China on Wednesday criticized a U.S. government decision to level sanctions against a state-owned company responsible for the development of a project along the coast of Cambodia that it’s concerned may ultimately be used as a military base.
Union Development Group Co., Ltd., which is building a $3.8 billion development project in western Koh Kong, became the latest Chinese company to face U.S. sanctions on Tuesday amid continued pressure on businesses seen as complicit in advancing China’s “ambitions to project power globally.”
Advertised as a tourism-based investment zone, Dara Sakor last year fanned U.S. concerns the resort could be part of a larger Chinese plan to base military assets in Cambodia. On Tuesday, the U.S. Department of the Treasury’s Office of Foreign Assets Control accused the company of seizing and demolishing land belonging to locals.
“The Chinese government always requires its overseas enterprises to abide by local laws and regulations,” Ministry of Foreign Affairs spokesman Wang Wenbin said during a regular briefing in Beijing. “China and Cambodia are traditional, friendly neighbors.

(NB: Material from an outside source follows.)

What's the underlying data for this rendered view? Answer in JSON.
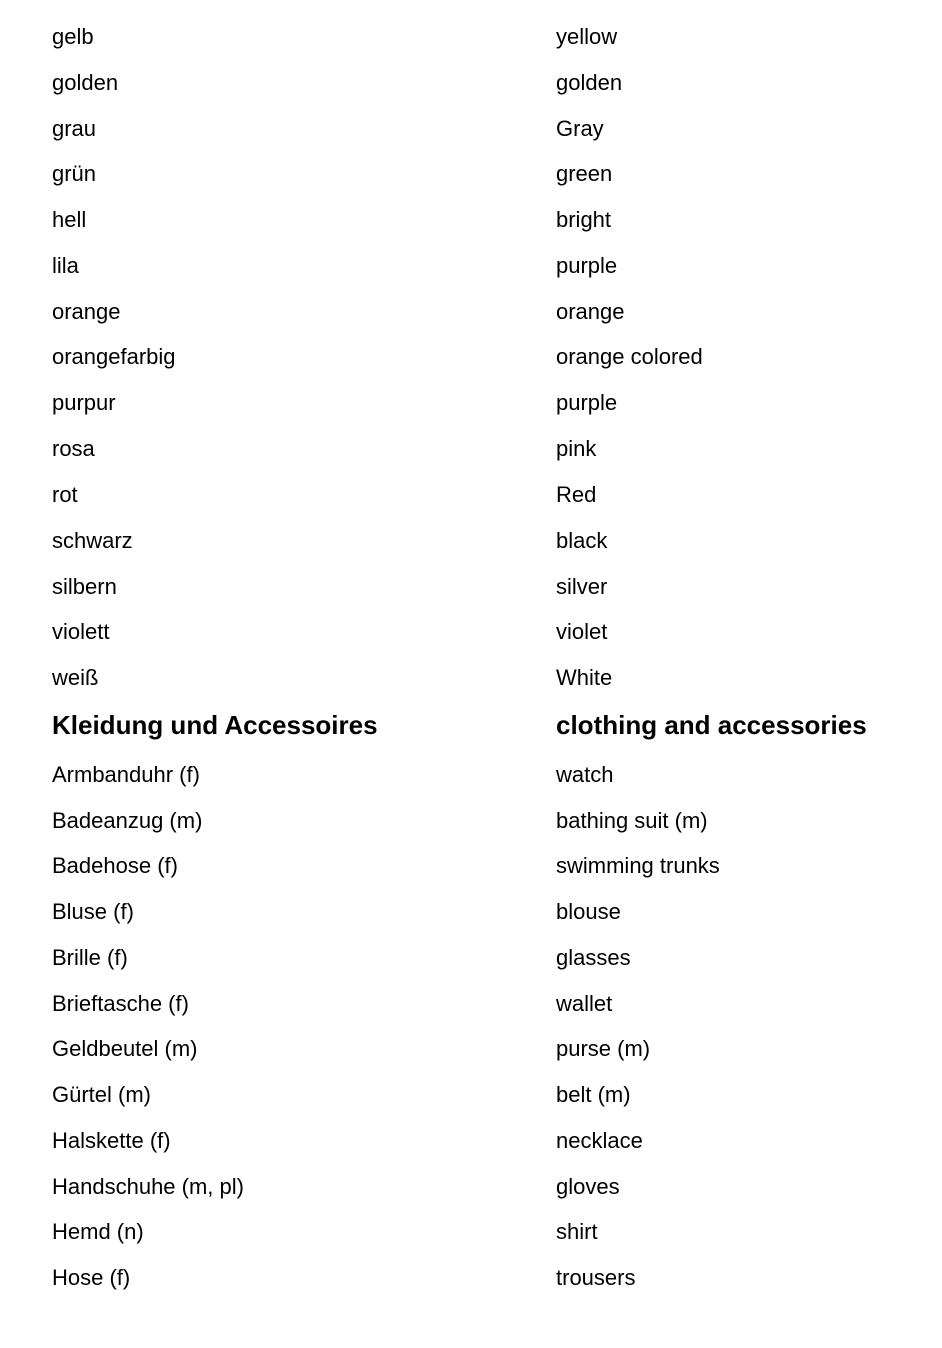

Our cooperation projects are open and above board, based on equality and mutual benefit.”
Wang also accused the U.S. of “outright hypocrisy and double standards” for having military bases around the world. “China and the international community will take necessary measures to ensure the legitimate rights and interests of the relevant companies,” he said.
In a release announcing the sanctions, the U.S. stated “a permanent PRC military presence in Cambodia could threaten regional stability and undermine the prospects for the peaceful settlement of disputes, the promotion of maritime safety and security, and the freedom of navigation and overflight.”